* _Data for review_:

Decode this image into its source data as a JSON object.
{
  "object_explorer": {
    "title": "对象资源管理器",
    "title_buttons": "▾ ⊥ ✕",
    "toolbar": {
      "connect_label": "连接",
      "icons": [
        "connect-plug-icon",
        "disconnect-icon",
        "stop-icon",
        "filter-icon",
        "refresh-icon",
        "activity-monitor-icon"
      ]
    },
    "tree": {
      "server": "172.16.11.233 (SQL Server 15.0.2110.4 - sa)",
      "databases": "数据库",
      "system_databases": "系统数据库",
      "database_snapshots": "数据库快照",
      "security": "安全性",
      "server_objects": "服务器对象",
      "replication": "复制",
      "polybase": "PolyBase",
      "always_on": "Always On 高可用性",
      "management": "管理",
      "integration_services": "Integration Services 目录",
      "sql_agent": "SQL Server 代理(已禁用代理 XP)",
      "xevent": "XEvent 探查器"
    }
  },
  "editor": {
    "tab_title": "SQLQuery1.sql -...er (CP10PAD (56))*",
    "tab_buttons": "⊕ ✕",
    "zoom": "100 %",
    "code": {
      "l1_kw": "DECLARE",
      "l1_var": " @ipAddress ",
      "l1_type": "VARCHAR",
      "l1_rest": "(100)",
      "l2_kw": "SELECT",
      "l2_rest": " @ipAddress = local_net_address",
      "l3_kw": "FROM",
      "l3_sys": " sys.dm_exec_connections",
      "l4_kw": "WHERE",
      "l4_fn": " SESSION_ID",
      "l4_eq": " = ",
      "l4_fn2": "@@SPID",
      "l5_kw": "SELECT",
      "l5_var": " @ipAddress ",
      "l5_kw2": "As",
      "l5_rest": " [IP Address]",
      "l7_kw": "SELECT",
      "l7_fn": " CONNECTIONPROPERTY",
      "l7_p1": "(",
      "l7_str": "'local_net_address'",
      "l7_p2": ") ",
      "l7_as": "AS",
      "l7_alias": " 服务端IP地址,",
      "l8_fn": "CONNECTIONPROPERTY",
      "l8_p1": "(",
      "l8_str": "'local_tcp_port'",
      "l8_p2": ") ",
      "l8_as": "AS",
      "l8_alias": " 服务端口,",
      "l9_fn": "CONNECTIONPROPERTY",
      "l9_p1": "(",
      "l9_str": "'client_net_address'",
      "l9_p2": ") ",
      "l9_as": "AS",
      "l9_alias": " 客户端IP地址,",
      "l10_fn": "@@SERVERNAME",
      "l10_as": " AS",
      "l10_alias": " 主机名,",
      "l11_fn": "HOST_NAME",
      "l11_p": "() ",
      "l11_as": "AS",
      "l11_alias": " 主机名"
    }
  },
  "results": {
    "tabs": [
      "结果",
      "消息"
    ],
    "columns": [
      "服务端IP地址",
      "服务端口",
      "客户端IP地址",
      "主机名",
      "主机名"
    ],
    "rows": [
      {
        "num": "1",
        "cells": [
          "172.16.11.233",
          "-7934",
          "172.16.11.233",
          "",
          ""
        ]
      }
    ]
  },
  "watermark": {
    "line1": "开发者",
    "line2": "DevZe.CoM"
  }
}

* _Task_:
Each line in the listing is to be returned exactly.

* _Result of this task_:
Decode this image into its source data as a JSON object.
{
  "object_explorer": {
    "title": "对象资源管理器",
    "title_buttons": "▾ ⊥ ✕",
    "toolbar": {
      "connect_label": "连接",
      "icons": [
        "connect-plug-icon",
        "disconnect-icon",
        "stop-icon",
        "filter-icon",
        "refresh-icon",
        "activity-monitor-icon"
      ]
    },
    "tree": {
      "server": "172.16.11.233 (SQL Server 15.0.2110.4 - sa)",
      "databases": "数据库",
      "system_databases": "系统数据库",
      "database_snapshots": "数据库快照",
      "security": "安全性",
      "server_objects": "服务器对象",
      "replication": "复制",
      "polybase": "PolyBase",
      "always_on": "Always On 高可用性",
      "management": "管理",
      "integration_services": "Integration Services 目录",
      "sql_agent": "SQL Server 代理(已禁用代理 XP)",
      "xevent": "XEvent 探查器"
    }
  },
  "editor": {
    "tab_title": "SQLQuery1.sql -...er (CP10PAD (56))*",
    "tab_buttons": "⊕ ✕",
    "zoom": "100 %",
    "code": {
      "l1_kw": "DECLARE",
      "l1_var": " @ipAddress ",
      "l1_type": "VARCHAR",
      "l1_rest": "(100)",
      "l2_kw": "SELECT",
      "l2_rest": " @ipAddress = local_net_address",
      "l3_kw": "FROM",
      "l3_sys": " sys.dm_exec_connections",
      "l4_kw": "WHERE",
      "l4_fn": " SESSION_ID",
      "l4_eq": " = ",
      "l4_fn2": "@@SPID",
      "l5_kw": "SELECT",
      "l5_var": " @ipAddress ",
      "l5_kw2": "As",
      "l5_rest": " [IP Address]",
      "l7_kw": "SELECT",
      "l7_fn": " CONNECTIONPROPERTY",
      "l7_p1": "(",
      "l7_str": "'local_net_address'",
      "l7_p2": ") ",
      "l7_as": "AS",
      "l7_alias": " 服务端IP地址,",
      "l8_fn": "CONNECTIONPROPERTY",
      "l8_p1": "(",
      "l8_str": "'local_tcp_port'",
      "l8_p2": ") ",
      "l8_as": "AS",
      "l8_alias": " 服务端口,",
      "l9_fn": "CONNECTIONPROPERTY",
      "l9_p1": "(",
      "l9_str": "'client_net_address'",
      "l9_p2": ") ",
      "l9_as": "AS",
      "l9_alias": " 客户端IP地址,",
      "l10_fn": "@@SERVERNAME",
      "l10_as": " AS",
      "l10_alias": " 主机名,",
      "l11_fn": "HOST_NAME",
      "l11_p": "() ",
      "l11_as": "AS",
      "l11_alias": " 主机名"
    }
  },
  "results": {
    "tabs": [
      "结果",
      "消息"
    ],
    "columns": [
      "服务端IP地址",
      "服务端口",
      "客户端IP地址",
      "主机名",
      "主机名"
    ],
    "rows": [
      {
        "num": "1",
        "cells": [
          "172.16.11.233",
          "-7934",
          "172.16.11.233",
          "",
          ""
        ]
      }
    ]
  },
  "watermark": {
    "line1": "开发者",
    "line2": "DevZe.CoM"
  }
}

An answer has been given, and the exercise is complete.